Exercise objective
Pictures are to be left out; everything else in the records must be repeated exactly.
*** Begin section ***
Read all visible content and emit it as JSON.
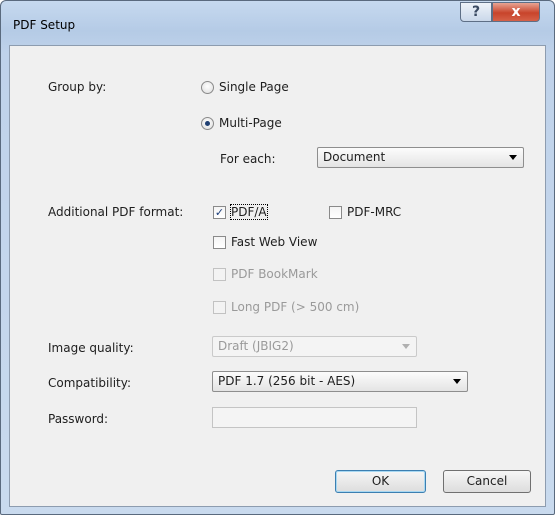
{
  "window": {
    "title": "PDF Setup"
  },
  "titlebar": {
    "help": "?",
    "close": "x"
  },
  "group_by": {
    "label": "Group by:",
    "options": [
      {
        "label": "Single Page",
        "selected": false
      },
      {
        "label": "Multi-Page",
        "selected": true
      }
    ],
    "for_each_label": "For each:",
    "for_each_value": "Document"
  },
  "additional_pdf_format": {
    "label": "Additional PDF format:",
    "options": [
      {
        "label": "PDF/A",
        "checked": true,
        "enabled": true
      },
      {
        "label": "PDF-MRC",
        "checked": false,
        "enabled": true
      },
      {
        "label": "Fast Web View",
        "checked": false,
        "enabled": true
      },
      {
        "label": "PDF BookMark",
        "checked": false,
        "enabled": false
      },
      {
        "label": "Long PDF (> 500 cm)",
        "checked": false,
        "enabled": false
      }
    ]
  },
  "image_quality": {
    "label": "Image quality:",
    "value": "Draft (JBIG2)",
    "enabled": false
  },
  "compatibility": {
    "label": "Compatibility:",
    "value": "PDF 1.7 (256 bit - AES)"
  },
  "password": {
    "label": "Password:",
    "value": "",
    "enabled": false
  },
  "buttons": {
    "ok": "OK",
    "cancel": "Cancel"
  },
  "check_glyph": "✓"
}
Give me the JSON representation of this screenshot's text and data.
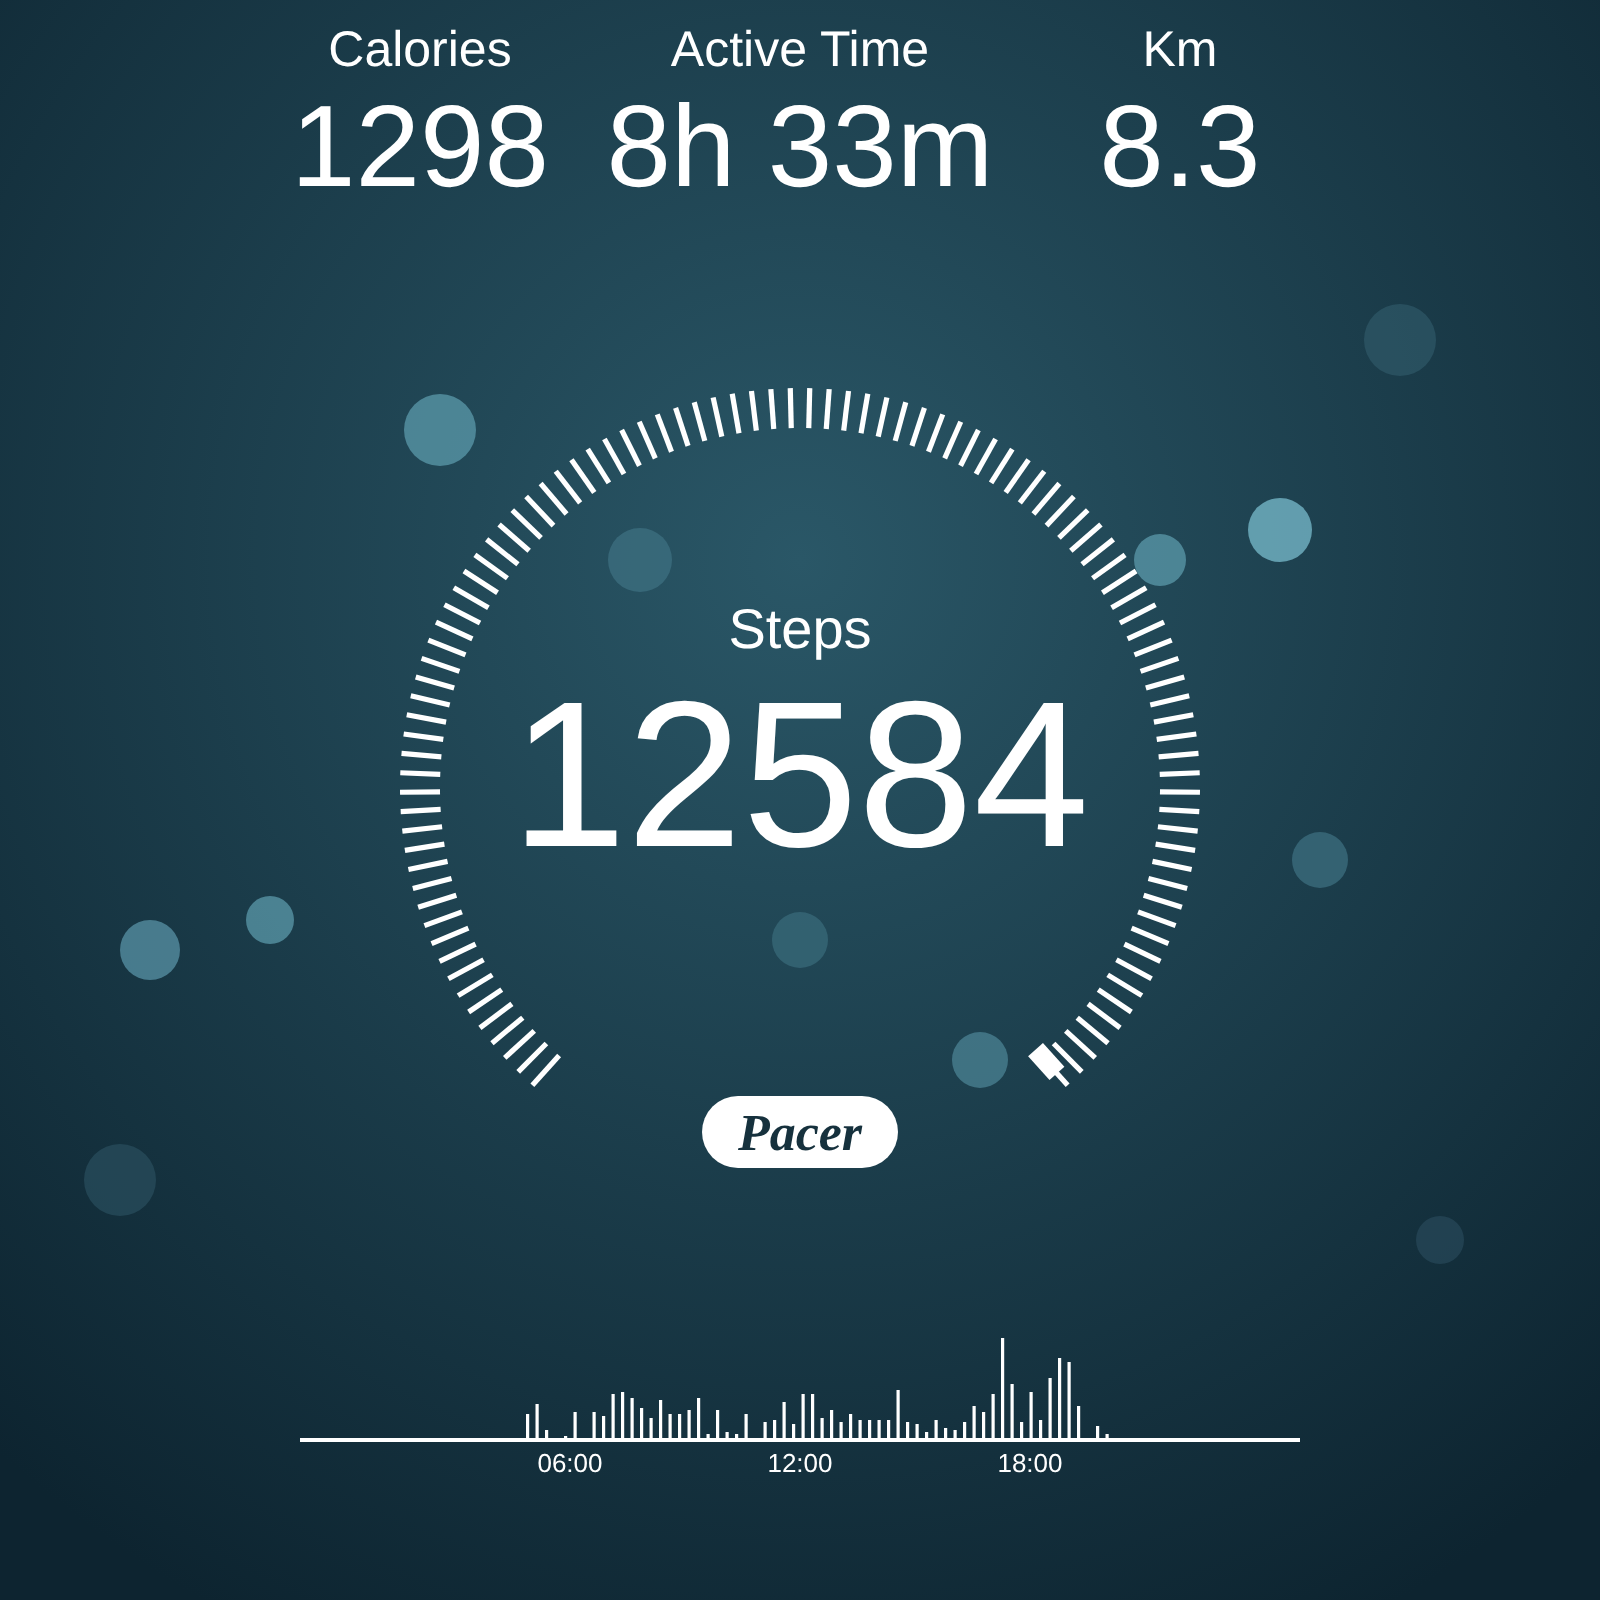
{
  "stats": [
    {
      "label": "Calories",
      "value": "1298"
    },
    {
      "label": "Active Time",
      "value": "8h 33m"
    },
    {
      "label": "Km",
      "value": "8.3"
    }
  ],
  "steps": {
    "label": "Steps",
    "value": "12584"
  },
  "logo": "Pacer",
  "activity": {
    "time_labels": [
      "06:00",
      "12:00",
      "18:00"
    ]
  }
}
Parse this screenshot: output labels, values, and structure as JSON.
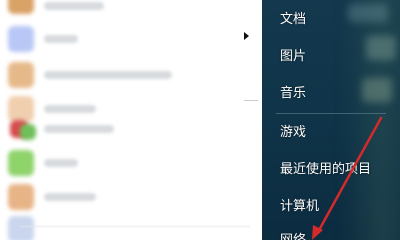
{
  "start_menu": {
    "right_items": [
      {
        "label": "文档"
      },
      {
        "label": "图片"
      },
      {
        "label": "音乐"
      },
      {
        "label": "游戏"
      },
      {
        "label": "最近使用的项目"
      },
      {
        "label": "计算机"
      },
      {
        "label": "网络"
      }
    ],
    "program_icons": [
      "program-icon",
      "program-icon",
      "program-icon",
      "program-icon",
      "program-icon",
      "program-icon",
      "program-icon"
    ]
  },
  "colors": {
    "panel_bg": "#10354a",
    "list_bg": "#ffffff",
    "arrow_red": "#d62a2a",
    "text": "#ffffff"
  }
}
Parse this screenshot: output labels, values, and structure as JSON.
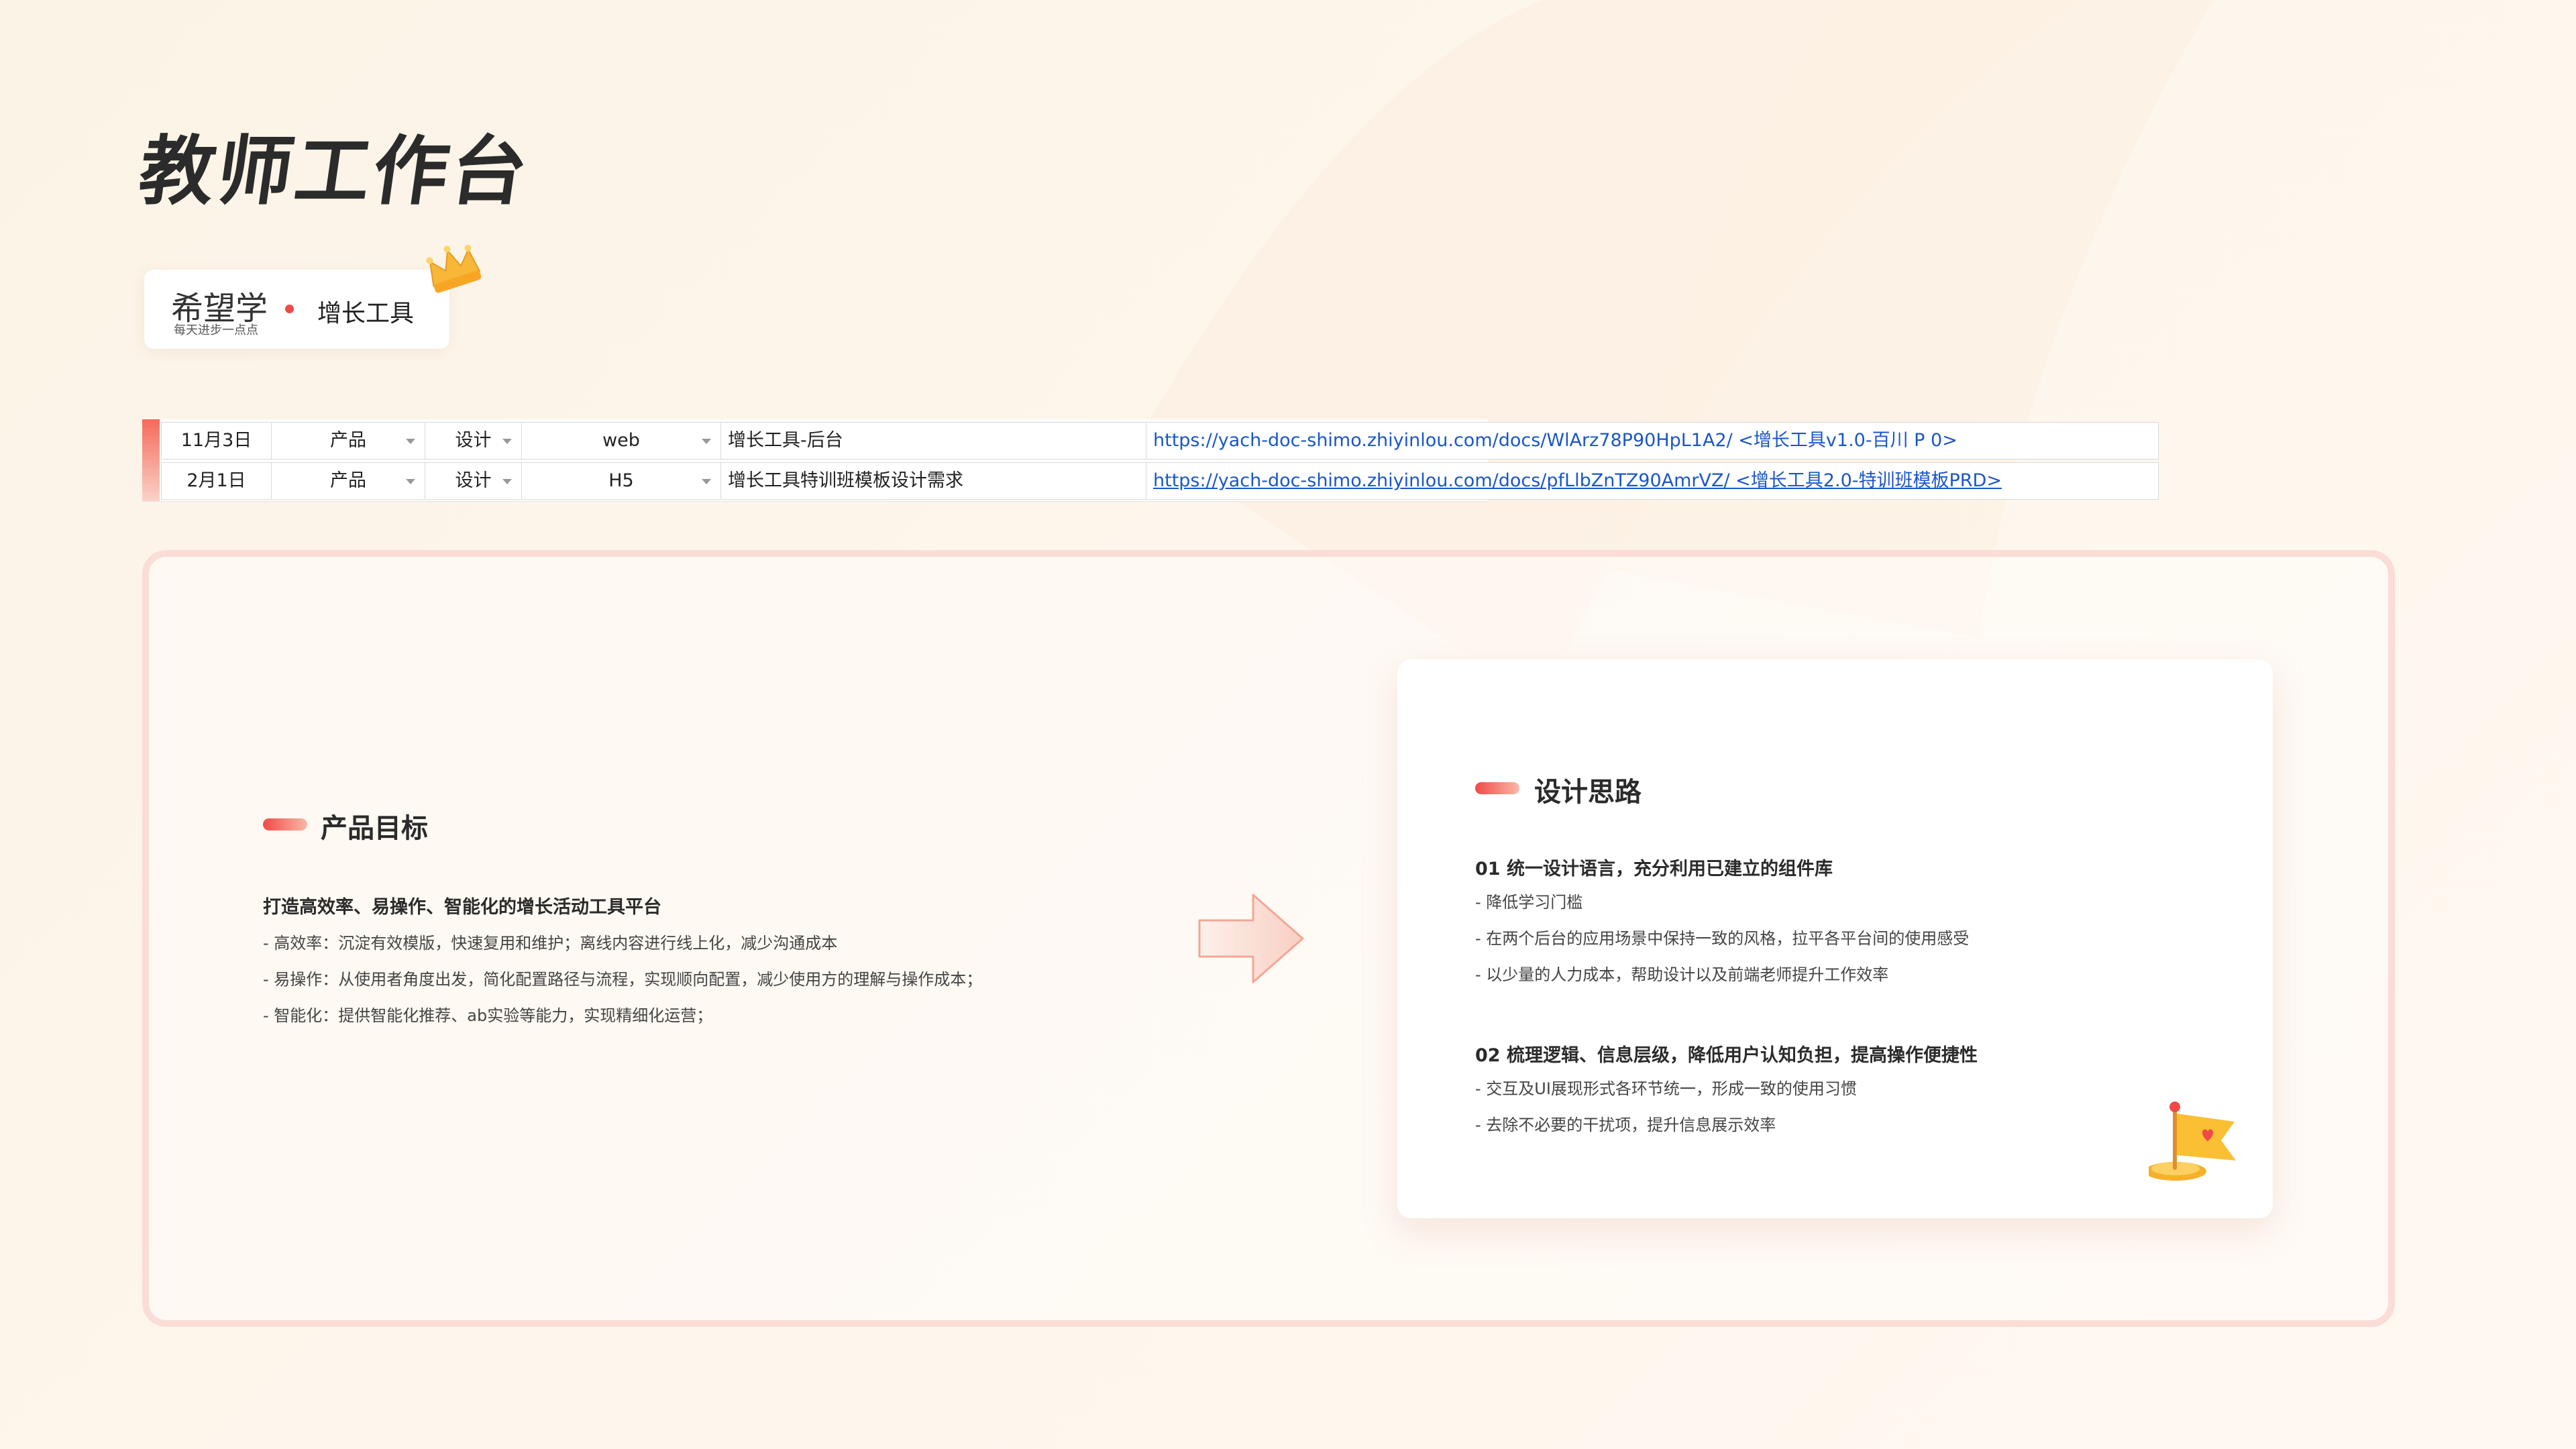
{
  "page": {
    "title": "教师工作台"
  },
  "badge": {
    "brand": "希望学",
    "slogan": "每天进步一点点",
    "tool": "增长工具"
  },
  "sheet": {
    "rows": [
      {
        "date": "11月3日",
        "type": "产品",
        "kind": "设计",
        "platform": "web",
        "name": "增长工具-后台",
        "link": "https://yach-doc-shimo.zhiyinlou.com/docs/WlArz78P90HpL1A2/ <增长工具v1.0-百川 P 0>"
      },
      {
        "date": "2月1日",
        "type": "产品",
        "kind": "设计",
        "platform": "H5",
        "name": "增长工具特训班模板设计需求",
        "link": "https://yach-doc-shimo.zhiyinlou.com/docs/pfLlbZnTZ90AmrVZ/ <增长工具2.0-特训班模板PRD>"
      }
    ]
  },
  "goal": {
    "title": "产品目标",
    "heading": "打造高效率、易操作、智能化的增长活动工具平台",
    "items": [
      "- 高效率：沉淀有效模版，快速复用和维护；离线内容进行线上化，减少沟通成本",
      "- 易操作：从使用者角度出发，简化配置路径与流程，实现顺向配置，减少使用方的理解与操作成本；",
      "- 智能化：提供智能化推荐、ab实验等能力，实现精细化运营；"
    ]
  },
  "design": {
    "title": "设计思路",
    "sections": [
      {
        "heading": "01 统一设计语言，充分利用已建立的组件库",
        "items": [
          "- 降低学习门槛",
          "- 在两个后台的应用场景中保持一致的风格，拉平各平台间的使用感受",
          "- 以少量的人力成本，帮助设计以及前端老师提升工作效率"
        ]
      },
      {
        "heading": "02 梳理逻辑、信息层级，降低用户认知负担，提高操作便捷性",
        "items": [
          "- 交互及UI展现形式各环节统一，形成一致的使用习惯",
          "- 去除不必要的干扰项，提升信息展示效率"
        ]
      }
    ]
  },
  "colors": {
    "accent": "#f04a47",
    "link": "#1a56c8",
    "panel_border": "#fbdcd6"
  },
  "icons": [
    "crown-icon",
    "dropdown-caret-icon",
    "arrow-right-icon",
    "flag-icon"
  ]
}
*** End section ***
Task result
Read all visible content and emit it as JSON.
{
  "window": {
    "title": "PDF Setup"
  },
  "titlebar": {
    "help": "?",
    "close": "x"
  },
  "group_by": {
    "label": "Group by:",
    "options": [
      {
        "label": "Single Page",
        "selected": false
      },
      {
        "label": "Multi-Page",
        "selected": true
      }
    ],
    "for_each_label": "For each:",
    "for_each_value": "Document"
  },
  "additional_pdf_format": {
    "label": "Additional PDF format:",
    "options": [
      {
        "label": "PDF/A",
        "checked": true,
        "enabled": true
      },
      {
        "label": "PDF-MRC",
        "checked": false,
        "enabled": true
      },
      {
        "label": "Fast Web View",
        "checked": false,
        "enabled": true
      },
      {
        "label": "PDF BookMark",
        "checked": false,
        "enabled": false
      },
      {
        "label": "Long PDF (> 500 cm)",
        "checked": false,
        "enabled": false
      }
    ]
  },
  "image_quality": {
    "label": "Image quality:",
    "value": "Draft (JBIG2)",
    "enabled": false
  },
  "compatibility": {
    "label": "Compatibility:",
    "value": "PDF 1.7 (256 bit - AES)"
  },
  "password": {
    "label": "Password:",
    "value": "",
    "enabled": false
  },
  "buttons": {
    "ok": "OK",
    "cancel": "Cancel"
  },
  "check_glyph": "✓"
}
Give me the JSON representation of this screenshot's text and data.
{
  "stats": [
    {
      "label": "Calories",
      "value": "1298"
    },
    {
      "label": "Active Time",
      "value": "8h 33m"
    },
    {
      "label": "Km",
      "value": "8.3"
    }
  ],
  "steps": {
    "label": "Steps",
    "value": "12584"
  },
  "logo": "Pacer",
  "activity": {
    "time_labels": [
      "06:00",
      "12:00",
      "18:00"
    ]
  }
}
Parse this screenshot: output labels, values, and structure as JSON.
{
  "start_menu": {
    "right_items": [
      {
        "label": "文档"
      },
      {
        "label": "图片"
      },
      {
        "label": "音乐"
      },
      {
        "label": "游戏"
      },
      {
        "label": "最近使用的项目"
      },
      {
        "label": "计算机"
      },
      {
        "label": "网络"
      }
    ],
    "program_icons": [
      "program-icon",
      "program-icon",
      "program-icon",
      "program-icon",
      "program-icon",
      "program-icon",
      "program-icon"
    ]
  },
  "colors": {
    "panel_bg": "#10354a",
    "list_bg": "#ffffff",
    "arrow_red": "#d62a2a",
    "text": "#ffffff"
  }
}
Parse this screenshot: output labels, values, and structure as JSON.
{
  "page": {
    "title": "教师工作台"
  },
  "badge": {
    "brand": "希望学",
    "slogan": "每天进步一点点",
    "tool": "增长工具"
  },
  "sheet": {
    "rows": [
      {
        "date": "11月3日",
        "type": "产品",
        "kind": "设计",
        "platform": "web",
        "name": "增长工具-后台",
        "link": "https://yach-doc-shimo.zhiyinlou.com/docs/WlArz78P90HpL1A2/ <增长工具v1.0-百川 P 0>"
      },
      {
        "date": "2月1日",
        "type": "产品",
        "kind": "设计",
        "platform": "H5",
        "name": "增长工具特训班模板设计需求",
        "link": "https://yach-doc-shimo.zhiyinlou.com/docs/pfLlbZnTZ90AmrVZ/ <增长工具2.0-特训班模板PRD>"
      }
    ]
  },
  "goal": {
    "title": "产品目标",
    "heading": "打造高效率、易操作、智能化的增长活动工具平台",
    "items": [
      "- 高效率：沉淀有效模版，快速复用和维护；离线内容进行线上化，减少沟通成本",
      "- 易操作：从使用者角度出发，简化配置路径与流程，实现顺向配置，减少使用方的理解与操作成本；",
      "- 智能化：提供智能化推荐、ab实验等能力，实现精细化运营；"
    ]
  },
  "design": {
    "title": "设计思路",
    "sections": [
      {
        "heading": "01 统一设计语言，充分利用已建立的组件库",
        "items": [
          "- 降低学习门槛",
          "- 在两个后台的应用场景中保持一致的风格，拉平各平台间的使用感受",
          "- 以少量的人力成本，帮助设计以及前端老师提升工作效率"
        ]
      },
      {
        "heading": "02 梳理逻辑、信息层级，降低用户认知负担，提高操作便捷性",
        "items": [
          "- 交互及UI展现形式各环节统一，形成一致的使用习惯",
          "- 去除不必要的干扰项，提升信息展示效率"
        ]
      }
    ]
  },
  "colors": {
    "accent": "#f04a47",
    "link": "#1a56c8",
    "panel_border": "#fbdcd6"
  },
  "icons": [
    "crown-icon",
    "dropdown-caret-icon",
    "arrow-right-icon",
    "flag-icon"
  ]
}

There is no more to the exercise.